It is no secret that foreign kleptocrats and other crooks like to stash their illicit cash in U.S. real estate (see here, here, here and here). A recent report from Global Financial Integrity (GFI) found that more than US$2.3 billion were laundered through U.S. real estate in the last five years, and half of the reported cases of real estate money laundering (REML) involved so-called politically exposed persons (mainly current or former government officials or their close relatives and associates). The large majority of these cases used a trust, shell company, or other legal entity to attempt to mask the true owner of the property.
Shockingly, the U.S. remains the only G7 country that does not impose anti-money laundering (AML) laws and regulations on real estate professionals. But there are encouraging signs that the U.S. is finally poised to make progress on this issue. With the backing of the Biden Administration, the U.S. Treasury Department’s Financial Criminal Enforcement Network (FinCEN) has published an advance notice of proposed rulemaking (ANPRM) that proposes a number of measures and floats different options for tightening AML controls in the real estate sector.
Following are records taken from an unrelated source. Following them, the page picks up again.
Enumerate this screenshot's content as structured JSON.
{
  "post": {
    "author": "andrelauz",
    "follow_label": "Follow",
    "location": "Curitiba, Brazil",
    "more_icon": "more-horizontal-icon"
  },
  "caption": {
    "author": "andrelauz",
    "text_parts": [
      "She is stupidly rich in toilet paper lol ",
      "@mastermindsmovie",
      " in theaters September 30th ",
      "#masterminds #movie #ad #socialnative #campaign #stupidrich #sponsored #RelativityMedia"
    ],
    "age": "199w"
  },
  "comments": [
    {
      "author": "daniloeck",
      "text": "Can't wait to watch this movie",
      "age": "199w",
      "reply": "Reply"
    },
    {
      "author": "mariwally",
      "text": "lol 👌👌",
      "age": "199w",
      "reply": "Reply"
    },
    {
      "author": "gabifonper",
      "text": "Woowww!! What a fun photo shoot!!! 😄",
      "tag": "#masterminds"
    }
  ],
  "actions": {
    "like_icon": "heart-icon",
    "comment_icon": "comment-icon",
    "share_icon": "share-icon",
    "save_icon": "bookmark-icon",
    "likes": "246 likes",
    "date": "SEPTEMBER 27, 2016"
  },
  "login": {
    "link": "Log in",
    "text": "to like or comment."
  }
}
The U.S. is thus approaching a critical juncture: the question no longer seems to be whether Treasury will take more aggressive and comprehensive action to address REML; the question is how it will do so. And on that crucial question, I offer three recommendations for what Treasury should—and should not—do when it finalizes its new REML rules: